Below are a few examples of maintenance activities that can be benchmarked:
- Frequency of preventive maintenance
- Frequency of corrective maintenance
- Equipment downtime (annual or monthly), mean time between failures (MTBF), time to failure after installation
- Average repair time (annual), mean time to repair (MTTR)
Ramesh Gulati, the author of Maintenance and Reliability: Best Practices, examines key performance indicators that can be easily measured and compared across businesses and industries. His book Maintenance and Reliability: Best Practices provides the metrics of well-performing companies. Most importantly, he outlines the performance of world-class companies so that you can compare it.

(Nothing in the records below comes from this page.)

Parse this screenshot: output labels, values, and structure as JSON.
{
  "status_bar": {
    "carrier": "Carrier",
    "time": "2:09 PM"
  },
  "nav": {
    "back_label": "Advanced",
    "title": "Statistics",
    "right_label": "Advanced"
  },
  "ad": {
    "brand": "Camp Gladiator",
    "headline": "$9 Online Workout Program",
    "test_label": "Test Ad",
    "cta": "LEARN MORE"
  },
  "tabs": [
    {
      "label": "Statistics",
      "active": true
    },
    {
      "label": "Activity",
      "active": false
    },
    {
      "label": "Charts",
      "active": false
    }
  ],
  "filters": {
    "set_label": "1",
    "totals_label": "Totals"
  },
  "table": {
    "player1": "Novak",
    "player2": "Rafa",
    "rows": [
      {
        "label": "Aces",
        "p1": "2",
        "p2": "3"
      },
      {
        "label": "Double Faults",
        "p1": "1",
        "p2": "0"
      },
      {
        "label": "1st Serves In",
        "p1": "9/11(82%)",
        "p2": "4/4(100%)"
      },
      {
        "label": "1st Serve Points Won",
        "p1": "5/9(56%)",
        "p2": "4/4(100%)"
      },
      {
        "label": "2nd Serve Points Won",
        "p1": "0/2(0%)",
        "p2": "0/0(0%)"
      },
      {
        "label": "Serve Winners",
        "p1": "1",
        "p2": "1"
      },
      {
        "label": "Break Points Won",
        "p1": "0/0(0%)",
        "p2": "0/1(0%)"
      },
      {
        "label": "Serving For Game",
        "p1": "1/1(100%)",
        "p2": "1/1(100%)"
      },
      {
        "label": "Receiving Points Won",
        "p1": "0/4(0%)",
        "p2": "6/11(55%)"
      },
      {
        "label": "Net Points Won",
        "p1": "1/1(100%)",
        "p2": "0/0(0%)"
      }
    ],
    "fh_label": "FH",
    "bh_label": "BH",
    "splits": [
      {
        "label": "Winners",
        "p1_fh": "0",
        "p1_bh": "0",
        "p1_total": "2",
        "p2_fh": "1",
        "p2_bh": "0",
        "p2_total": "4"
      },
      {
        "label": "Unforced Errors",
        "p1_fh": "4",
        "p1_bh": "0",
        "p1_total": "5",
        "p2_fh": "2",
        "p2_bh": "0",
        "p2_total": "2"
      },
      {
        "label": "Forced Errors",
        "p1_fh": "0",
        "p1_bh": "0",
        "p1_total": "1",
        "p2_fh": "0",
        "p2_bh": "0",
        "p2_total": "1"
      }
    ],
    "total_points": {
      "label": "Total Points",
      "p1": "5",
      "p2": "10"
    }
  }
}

Here are some common maintenance KPIs and both average and world-class benchmarks according to Gulati:
|Performance Measure||Best Practice||World Class|
as percent of Replacement Asset Value
|Maintenance material cost
as percent of Replacement Asset Value
|Percent (%) Planned Work||30-90%||>85%|
|Production Breakdown Losses||2-12%||1-2%|
|Parts Stock-out Rate||2-10%||1-2%|
There are two things to consider in the table:
- First, the performance is always measured as a percent. This means that the numbers are normalized to account for the size of the machine, total work orders being completed, or total production cost. In this case, taking the percentage is a way of normalizing your maintenance performance. Your data is more likely to tell you your actual performance status.
- Second, even world-class companies aren’t perfect. They make mistakes. Unplanned breakdowns happen despite the best intentions, equipment, and training of a top company. While you should aim to achieve zero breakdowns, you should always have a preventive maintenance plan to help you cope when something goes wrong.
What are the steps to benchmark maintenance activities?
- Define the problem before starting on the solution. For example, perhaps your team is doing too much reactive maintenance and, as a result, isn’t hitting production targets due to unplanned downtime.
- Set goals that are ambitious but realistic. If your team is doing too much reactive maintenance, create a process for the team to work through preventive maintenance strategies together for each asset. From there, you can set up new production targets for the team to achieve now that this new process is in place.
- Have a plan step for when things go wrong. Let’s say your asset breaks down completely, and it’s not a simple fix with a part replacement. Having a backup plan for when the worst-case scenario might happen is always a good idea.
- Be patient and give yourself time to achieve your goal. Set up a meeting with your team to check on your progress. Some teams set these up at 30, 60, and 90-day intervals and cross-compare the previous 30 days to the current.
Holding your team accountable to the benchmark
To hold your maintenance team accountable, you must set goals for them (see step 2 listed above). You can do this by assessing your current performance against the benchmark and then setting goals that are slightly higher than what you’re currently doing. For example, suppose your organization has been performing an average of 10 preventive maintenance activities per month on machines A and B over the last six months. In that case, one goal could be 11 PMs per month for these two machines. We can also convert benchmarks to PM percentage, so for example, out of all maintenance activities on asset A, the goal is for 80% of it to be planned and scheduled.
Benchmarking works because it allows you to understand where you are relative to others
Benchmarking is a great way to improve your maintenance activities. It allows you to understand where you are relative to others and helps identify areas where you need improvement. Benchmarking works because it gives everyone on the team a common goal they can work towards, increasing motivation and productivity in the long run.